DATA EXCERPTS: Begin
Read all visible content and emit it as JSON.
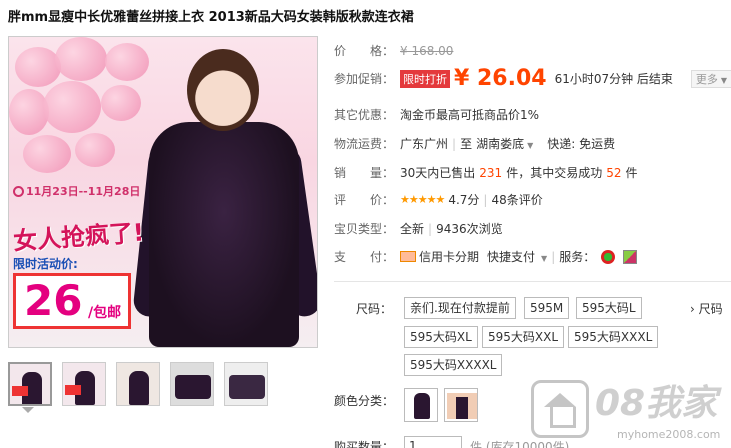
{
  "title": "胖mm显瘦中长优雅蕾丝拼接上衣 2013新品大码女装韩版秋款连衣裙",
  "promo_image": {
    "date_range": "11月23日--11月28日",
    "slogan": "女人抢疯了!",
    "limited_label": "限时活动价:",
    "price": "26",
    "unit": "/包邮"
  },
  "price": {
    "label": "价　　格：",
    "original": "¥ 168.00"
  },
  "promo": {
    "label": "参加促销：",
    "badge": "限时打折",
    "price": "¥ 26.04",
    "countdown": "61小时07分钟 后结束",
    "more": "更多"
  },
  "other_offer": {
    "label": "其它优惠：",
    "text": "淘金币最高可抵商品价1%"
  },
  "shipping": {
    "label": "物流运费：",
    "from": "广东广州",
    "to_prefix": "至",
    "to": "湖南娄底",
    "express": "快递: 免运费"
  },
  "sales": {
    "label": "销　　量：",
    "prefix": "30天内已售出",
    "sold": "231",
    "mid": "件，其中交易成功",
    "success": "52",
    "suffix": "件"
  },
  "rating": {
    "label": "评　　价：",
    "stars": "★★★★★",
    "score": "4.7分",
    "reviews": "48条评价"
  },
  "item_type": {
    "label": "宝贝类型：",
    "condition": "全新",
    "views": "9436次浏览"
  },
  "payment": {
    "label": "支　　付：",
    "installment": "信用卡分期",
    "quick_pay": "快捷支付",
    "service_label": "服务："
  },
  "size": {
    "label": "尺码：",
    "options": [
      "亲们.现在付款提前",
      "595M",
      "595大码L",
      "595大码XL",
      "595大码XXL",
      "595大码XXXL",
      "595大码XXXXL"
    ],
    "chart_link": "尺码"
  },
  "color": {
    "label": "颜色分类："
  },
  "quantity": {
    "label": "购买数量：",
    "value": "1",
    "stock": "件 (库存10000件)"
  },
  "watermark": {
    "text": "08我家",
    "url": "myhome2008.com"
  }
}
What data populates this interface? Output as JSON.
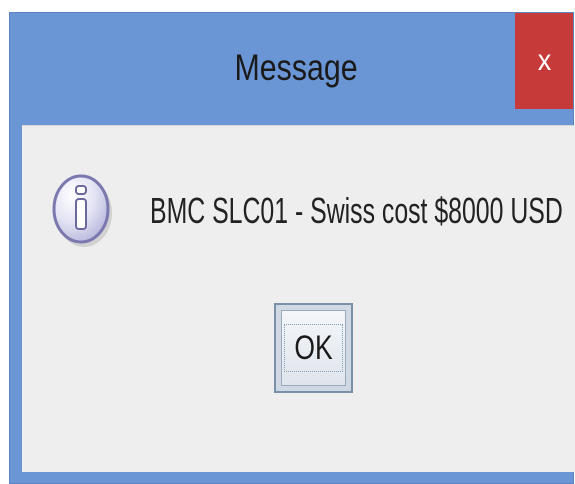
{
  "dialog": {
    "title": "Message",
    "close_label": "x",
    "icon": "info-icon",
    "message": "BMC SLC01 - Swiss cost $8000 USD",
    "ok_label": "OK"
  },
  "colors": {
    "titlebar": "#6b96d6",
    "close_button": "#c73a3a",
    "content_background": "#eeeeee"
  }
}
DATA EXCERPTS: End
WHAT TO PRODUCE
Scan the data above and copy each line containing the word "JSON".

OUTPUT
Read all visible content and emit it as JSON.
What data populates this interface? Output as JSON.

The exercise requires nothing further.